A Better World – overseas aid policy
Sir, – Following the budget decision last autumn to increase overseas development expenditure by more than €110 million, the new policy, A Better World, represents a clear-eyed commitment by our Government to some of the poorest and most vulnerable on the planet.
We welcome the renewed commitment to reaching the target of investing 0.7 per cent of gross national income on overseas development by 2030.
At Self Help Africa, we are heartened too that the new policy recognises the changing context of global cooperation, and acknowledges that within this new dynamic it cannot be business as usual, with official development assistance being the only solution to the challenges of extreme poverty in the world.
In sub-Saharan Africa, private and blended finance is playing an increasingly important role in development finance, and private enterprise investment is vital if employment and new markets are to be created within Africa for the continent’s rich agricultural resources.
A Better World points also to how knowledge transfer from the experiences of the Irish farming sector can contribute a great deal, in supporting successful agri-business development in poorer regions of the world.
Farming remains critical to the future economic growth of sub-Saharan Africa, and the new policy’s recognition of the importance of smart investment in sustainable agriculture, of strengthening agri-food value chains, and of the vital role that women must play in the sector in the years ahead, is to be welcomed. – Yours, etc,
Self Help Africa,
Sir, – Voluntary Service Overseas (VSO) Ireland welcomes the publication of the Government’s new policy for international development, which sets out the priorities for Ireland’s aid spending going forward. We were, of course, pleased to see the policy launched by Taoiseach Leo Varadkar, himself a former VSO Ireland volunteer, who understands the importance of development from first-hand experience.

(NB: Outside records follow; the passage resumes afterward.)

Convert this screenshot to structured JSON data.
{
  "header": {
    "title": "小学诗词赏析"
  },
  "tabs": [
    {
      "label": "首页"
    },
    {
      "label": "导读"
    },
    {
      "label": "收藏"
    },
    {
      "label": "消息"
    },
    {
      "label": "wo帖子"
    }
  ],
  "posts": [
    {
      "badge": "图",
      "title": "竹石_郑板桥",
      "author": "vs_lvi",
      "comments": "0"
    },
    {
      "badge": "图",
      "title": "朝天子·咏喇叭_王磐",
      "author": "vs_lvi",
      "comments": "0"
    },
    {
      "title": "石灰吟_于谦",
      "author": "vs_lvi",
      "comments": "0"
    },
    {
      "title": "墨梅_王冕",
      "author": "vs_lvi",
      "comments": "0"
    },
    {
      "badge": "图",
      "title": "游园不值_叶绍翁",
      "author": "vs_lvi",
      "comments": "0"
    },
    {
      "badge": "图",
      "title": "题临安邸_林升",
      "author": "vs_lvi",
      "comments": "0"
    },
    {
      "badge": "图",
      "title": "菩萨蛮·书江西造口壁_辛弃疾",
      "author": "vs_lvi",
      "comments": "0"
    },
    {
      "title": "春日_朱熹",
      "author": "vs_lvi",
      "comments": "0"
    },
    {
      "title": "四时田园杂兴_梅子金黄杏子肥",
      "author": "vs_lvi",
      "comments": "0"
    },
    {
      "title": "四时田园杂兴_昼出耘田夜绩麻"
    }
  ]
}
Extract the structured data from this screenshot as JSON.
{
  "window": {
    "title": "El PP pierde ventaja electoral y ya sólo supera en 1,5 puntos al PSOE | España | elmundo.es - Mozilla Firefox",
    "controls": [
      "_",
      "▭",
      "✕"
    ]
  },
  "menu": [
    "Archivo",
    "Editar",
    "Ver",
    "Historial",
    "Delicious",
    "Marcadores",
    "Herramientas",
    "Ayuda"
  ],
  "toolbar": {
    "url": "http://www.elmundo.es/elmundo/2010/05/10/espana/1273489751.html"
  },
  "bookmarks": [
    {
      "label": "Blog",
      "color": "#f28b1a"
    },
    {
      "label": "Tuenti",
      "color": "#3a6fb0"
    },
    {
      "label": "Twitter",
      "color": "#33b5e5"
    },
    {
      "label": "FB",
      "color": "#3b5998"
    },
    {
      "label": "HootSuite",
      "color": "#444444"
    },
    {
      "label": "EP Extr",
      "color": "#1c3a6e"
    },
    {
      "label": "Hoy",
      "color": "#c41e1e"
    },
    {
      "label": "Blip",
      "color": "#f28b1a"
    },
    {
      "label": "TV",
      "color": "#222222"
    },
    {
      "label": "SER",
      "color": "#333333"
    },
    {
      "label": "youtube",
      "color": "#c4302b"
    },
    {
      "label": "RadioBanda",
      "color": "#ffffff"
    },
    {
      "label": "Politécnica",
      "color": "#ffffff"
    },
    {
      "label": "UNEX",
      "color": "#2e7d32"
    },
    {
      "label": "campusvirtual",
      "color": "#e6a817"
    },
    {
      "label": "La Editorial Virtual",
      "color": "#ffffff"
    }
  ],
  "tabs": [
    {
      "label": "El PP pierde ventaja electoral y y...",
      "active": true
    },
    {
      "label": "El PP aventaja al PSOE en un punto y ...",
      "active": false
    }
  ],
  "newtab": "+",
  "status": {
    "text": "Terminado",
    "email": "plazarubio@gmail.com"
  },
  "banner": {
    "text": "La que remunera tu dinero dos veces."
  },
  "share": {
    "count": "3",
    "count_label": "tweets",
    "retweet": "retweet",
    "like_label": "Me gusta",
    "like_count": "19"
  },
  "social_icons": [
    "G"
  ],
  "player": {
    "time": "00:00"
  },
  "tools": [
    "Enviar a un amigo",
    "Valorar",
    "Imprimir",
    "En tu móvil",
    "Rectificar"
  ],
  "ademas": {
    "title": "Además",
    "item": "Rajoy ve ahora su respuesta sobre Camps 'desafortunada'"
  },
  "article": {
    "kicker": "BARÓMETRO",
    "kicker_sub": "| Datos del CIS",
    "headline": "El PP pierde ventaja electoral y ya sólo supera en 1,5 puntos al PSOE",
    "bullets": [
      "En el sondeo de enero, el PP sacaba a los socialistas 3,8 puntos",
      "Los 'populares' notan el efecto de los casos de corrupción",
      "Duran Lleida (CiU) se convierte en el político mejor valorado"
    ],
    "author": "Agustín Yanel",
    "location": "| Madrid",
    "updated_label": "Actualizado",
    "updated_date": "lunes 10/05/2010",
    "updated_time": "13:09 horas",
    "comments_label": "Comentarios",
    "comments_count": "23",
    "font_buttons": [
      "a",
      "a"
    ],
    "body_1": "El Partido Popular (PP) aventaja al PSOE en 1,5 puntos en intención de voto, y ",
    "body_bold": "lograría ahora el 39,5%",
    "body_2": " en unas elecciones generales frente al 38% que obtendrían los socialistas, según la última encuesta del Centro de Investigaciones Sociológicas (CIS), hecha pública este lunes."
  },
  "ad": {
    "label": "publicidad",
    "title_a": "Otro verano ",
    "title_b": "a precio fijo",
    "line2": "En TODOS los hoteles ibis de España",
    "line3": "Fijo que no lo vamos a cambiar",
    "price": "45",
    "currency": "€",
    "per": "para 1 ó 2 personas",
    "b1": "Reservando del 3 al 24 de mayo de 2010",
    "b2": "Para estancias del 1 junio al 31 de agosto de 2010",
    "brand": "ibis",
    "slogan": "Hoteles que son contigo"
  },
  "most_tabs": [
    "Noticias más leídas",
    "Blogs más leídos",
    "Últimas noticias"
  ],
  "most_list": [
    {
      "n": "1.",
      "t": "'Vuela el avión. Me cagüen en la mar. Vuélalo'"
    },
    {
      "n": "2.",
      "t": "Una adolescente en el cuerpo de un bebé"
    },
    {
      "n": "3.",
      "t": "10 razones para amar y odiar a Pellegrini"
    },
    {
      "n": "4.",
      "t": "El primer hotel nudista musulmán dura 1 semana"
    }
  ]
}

Ireland is a small country and we cannot achieve everything on our own. We can, however, lead and the Government’s commitment to reaching the UN target of 0.7 per cent of gross national income between now and 2030 is commendable, especially at a time when few other countries are committing to doing likewise. – Yours, etc,